The cages should have enough space for the birds; not less than 2 square feet for each adult bird. The lower base of the cage should be solid while the upper part should be an open mesh that has enough room for the birds to fly.
The location where you place the aviary is important. If you are raising the birds outdoors, ensure they are protected from outside elements like wind, cold, dust as well as predators like hawks, cats and dogs.
Indoor aviaries are much easier to control but you still have to maintain cleanliness to keep the cages free from germs and diseases. Clean the cage of droppings frequently. Disposing the droppings is easy especially if you are using them to make compost.
Feeding and Hatching
Quails have to be fed the right feed for them to mature quickly. Commercially produced game chow as well as turnkey feed will do just fine. Fresh greens and wheat seed are nutritious for the quails.
You have to know the details about hatching and brooding of quails especially if you are keeping the birds to get income. When the baby quails hatch, they should be kept in a warm brooder. Ensure the brooder base is covered with soft litter and is dry. Use a standard heat lamp to increase the temperature in the brooder.
What To Remember
• Keep the quail cage off the ground to keep predators off the fowls. Also, ensure that the cages provide enough protection from natural elements like cold and rain.
• Provide the birds with plenty of water and food. Ensure the food is not affected by outside elements
• When starting with quail chicks, buy extra. Not all of them will survive since they are very fragile.

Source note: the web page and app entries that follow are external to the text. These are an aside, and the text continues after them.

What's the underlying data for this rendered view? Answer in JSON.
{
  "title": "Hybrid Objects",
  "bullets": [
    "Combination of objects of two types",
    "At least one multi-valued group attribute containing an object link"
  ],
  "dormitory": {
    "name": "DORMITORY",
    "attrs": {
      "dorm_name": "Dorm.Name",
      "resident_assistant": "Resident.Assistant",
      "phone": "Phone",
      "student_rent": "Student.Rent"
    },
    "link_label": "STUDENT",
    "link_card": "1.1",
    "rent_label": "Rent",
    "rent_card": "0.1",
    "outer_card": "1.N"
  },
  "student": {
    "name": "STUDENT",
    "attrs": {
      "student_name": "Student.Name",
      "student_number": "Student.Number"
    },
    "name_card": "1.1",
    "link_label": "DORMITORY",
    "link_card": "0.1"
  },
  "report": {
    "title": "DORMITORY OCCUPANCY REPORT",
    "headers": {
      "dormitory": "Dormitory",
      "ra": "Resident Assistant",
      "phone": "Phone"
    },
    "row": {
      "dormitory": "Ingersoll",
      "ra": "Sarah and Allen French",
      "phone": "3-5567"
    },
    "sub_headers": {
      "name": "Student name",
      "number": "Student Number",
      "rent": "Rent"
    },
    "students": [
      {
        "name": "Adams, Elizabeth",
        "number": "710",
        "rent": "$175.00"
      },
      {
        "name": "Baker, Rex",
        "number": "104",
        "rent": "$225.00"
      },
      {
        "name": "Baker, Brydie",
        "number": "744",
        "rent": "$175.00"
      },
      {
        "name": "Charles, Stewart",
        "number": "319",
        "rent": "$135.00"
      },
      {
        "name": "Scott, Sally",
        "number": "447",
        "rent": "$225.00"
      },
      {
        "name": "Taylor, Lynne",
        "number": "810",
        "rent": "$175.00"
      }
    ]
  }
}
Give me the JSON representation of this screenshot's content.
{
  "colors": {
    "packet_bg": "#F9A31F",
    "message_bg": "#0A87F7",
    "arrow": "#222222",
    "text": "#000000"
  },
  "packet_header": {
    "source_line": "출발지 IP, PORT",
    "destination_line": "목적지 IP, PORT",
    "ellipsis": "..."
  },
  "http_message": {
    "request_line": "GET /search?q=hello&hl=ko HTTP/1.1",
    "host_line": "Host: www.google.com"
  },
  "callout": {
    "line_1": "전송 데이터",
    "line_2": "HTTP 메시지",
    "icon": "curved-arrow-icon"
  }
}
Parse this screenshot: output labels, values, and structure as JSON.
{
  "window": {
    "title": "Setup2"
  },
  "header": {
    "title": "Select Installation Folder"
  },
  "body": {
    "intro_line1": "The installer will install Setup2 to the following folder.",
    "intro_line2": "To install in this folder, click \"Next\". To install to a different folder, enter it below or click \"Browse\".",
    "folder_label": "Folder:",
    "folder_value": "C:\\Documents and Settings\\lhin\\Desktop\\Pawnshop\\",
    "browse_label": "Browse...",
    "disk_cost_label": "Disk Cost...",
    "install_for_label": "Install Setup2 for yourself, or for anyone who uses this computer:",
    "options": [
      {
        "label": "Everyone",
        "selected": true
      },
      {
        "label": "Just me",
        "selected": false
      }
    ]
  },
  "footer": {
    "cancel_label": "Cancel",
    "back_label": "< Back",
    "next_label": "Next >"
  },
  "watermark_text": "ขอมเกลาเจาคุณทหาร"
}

With the above information, you are ready to raise you own quails either for food, as a hobby or for income purposes.